While this list is entertaining and even interesting to look through, I realized that none of these characters hold a candle to the men and women I saw this weekend at the Blackbeard Pirate Festival in Hampton.

First of all, I had never been to the festival (or BPFest as I have grown to call it). I had no idea such an event was even in existence. I guess I should not have been too surprised. After all, I grew up in Virginia Beach, and in the third grade when we were studying the city’s history we were repeatedly told how Blackbeard was a fixture on our shores.

Well, Saturday was my 25th birthday and after searching for things to do that weekend, I found BPFest.

When you find out your birthday falls on the same day as the celebration for one of the most notorious felons in history, you go.

There we were Saturday morning — pirate hats and eye patches firmly in place — walking through the streets of Hampton.

And let me tell you, pirates do not play around. Hundreds of men and women were decked out in their best pirate gear. I’m not talking about our lame attempts to fit in (my whole ensemble cost 4 bucks); I’m talking about real, authentic swashbuckling outfits. They also talked like pirates, which is a little off-putting in 2009.

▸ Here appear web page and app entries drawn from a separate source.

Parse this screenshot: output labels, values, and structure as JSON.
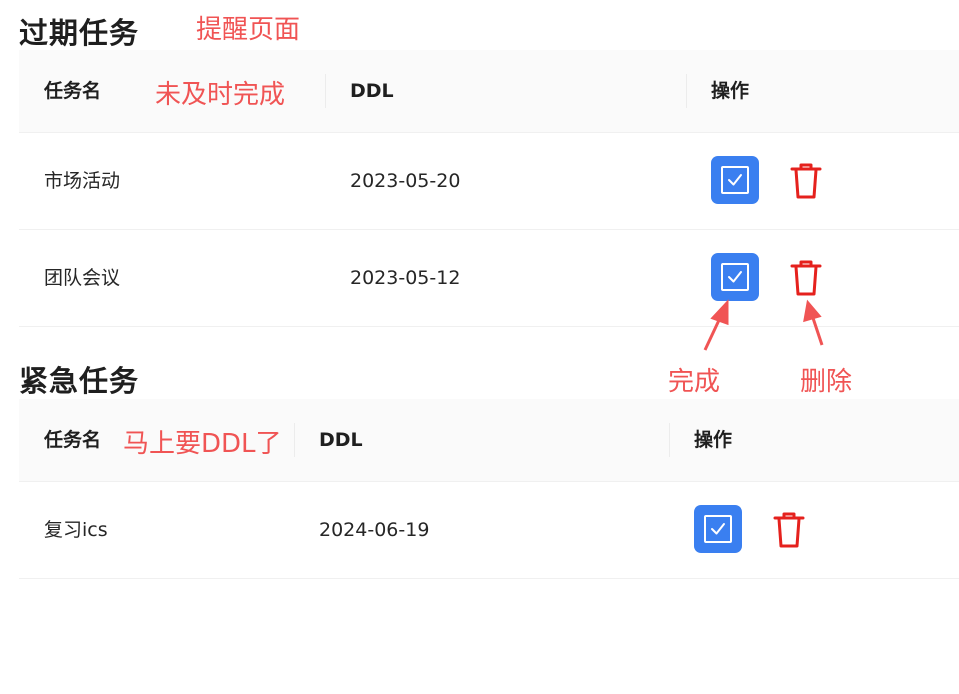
{
  "overdue": {
    "title": "过期任务",
    "columns": {
      "name": "任务名",
      "ddl": "DDL",
      "actions": "操作"
    },
    "rows": [
      {
        "name": "市场活动",
        "ddl": "2023-05-20"
      },
      {
        "name": "团队会议",
        "ddl": "2023-05-12"
      }
    ]
  },
  "urgent": {
    "title": "紧急任务",
    "columns": {
      "name": "任务名",
      "ddl": "DDL",
      "actions": "操作"
    },
    "rows": [
      {
        "name": "复习ics",
        "ddl": "2024-06-19"
      }
    ]
  },
  "annotations": {
    "page": "提醒页面",
    "overdue_note": "未及时完成",
    "urgent_note": "马上要DDL了",
    "complete": "完成",
    "delete": "删除"
  },
  "icons": {
    "complete": "checkbox-icon",
    "delete": "trash-icon"
  },
  "colors": {
    "accent": "#3a7ff0",
    "danger": "#e5211d",
    "annotation": "#f05454"
  }
}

Whenever I stopped pirates to take my picture with them, I instinctively checked for my wallet.

Despite always being on the lookout for pirate thievery, it was a great time. There were pirate bands, where one woman played a naked piano – which sounds much more salacious than it is. And there were plenty of tents where you could learn about weaponry, proper flying of flags, sailing and linguistics. For instance, never call a pirate a “paddy west sailor,” or else you’ll have a real brawl on your hands.

All in all, it was a great day and much better than just watching a DVD of Capt. Jack.